Items from an interface collection
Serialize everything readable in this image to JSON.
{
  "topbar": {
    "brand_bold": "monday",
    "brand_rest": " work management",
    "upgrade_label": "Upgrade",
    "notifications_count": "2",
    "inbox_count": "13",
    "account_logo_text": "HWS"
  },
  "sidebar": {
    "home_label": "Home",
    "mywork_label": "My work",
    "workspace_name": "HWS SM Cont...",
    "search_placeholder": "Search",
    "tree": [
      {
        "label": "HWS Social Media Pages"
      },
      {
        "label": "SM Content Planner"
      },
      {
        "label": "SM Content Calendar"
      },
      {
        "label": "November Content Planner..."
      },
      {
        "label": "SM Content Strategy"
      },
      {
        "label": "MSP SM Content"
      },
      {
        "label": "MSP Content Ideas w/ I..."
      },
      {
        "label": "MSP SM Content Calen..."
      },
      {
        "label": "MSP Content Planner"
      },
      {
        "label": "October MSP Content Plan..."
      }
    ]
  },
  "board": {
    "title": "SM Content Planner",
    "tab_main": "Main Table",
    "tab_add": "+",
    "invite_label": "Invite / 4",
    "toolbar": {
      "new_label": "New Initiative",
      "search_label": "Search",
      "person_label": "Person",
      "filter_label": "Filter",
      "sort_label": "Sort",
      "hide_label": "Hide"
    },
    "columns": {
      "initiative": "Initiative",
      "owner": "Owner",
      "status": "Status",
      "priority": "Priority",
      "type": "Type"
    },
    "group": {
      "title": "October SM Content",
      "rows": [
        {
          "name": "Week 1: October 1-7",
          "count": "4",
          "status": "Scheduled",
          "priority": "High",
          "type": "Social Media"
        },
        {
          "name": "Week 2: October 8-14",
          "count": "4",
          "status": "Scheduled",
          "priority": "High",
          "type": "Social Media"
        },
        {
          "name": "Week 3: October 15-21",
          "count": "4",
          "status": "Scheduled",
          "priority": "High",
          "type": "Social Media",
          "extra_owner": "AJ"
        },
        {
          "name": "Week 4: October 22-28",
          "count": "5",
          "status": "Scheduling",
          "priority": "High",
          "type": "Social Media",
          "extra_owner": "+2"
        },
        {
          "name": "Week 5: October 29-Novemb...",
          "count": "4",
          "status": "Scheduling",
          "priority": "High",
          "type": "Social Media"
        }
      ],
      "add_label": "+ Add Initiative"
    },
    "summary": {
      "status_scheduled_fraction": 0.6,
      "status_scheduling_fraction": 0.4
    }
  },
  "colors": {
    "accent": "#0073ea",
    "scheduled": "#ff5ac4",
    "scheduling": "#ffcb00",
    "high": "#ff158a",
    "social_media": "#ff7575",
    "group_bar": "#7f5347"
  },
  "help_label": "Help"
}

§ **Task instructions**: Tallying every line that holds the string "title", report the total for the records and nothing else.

§ **Written response**: 2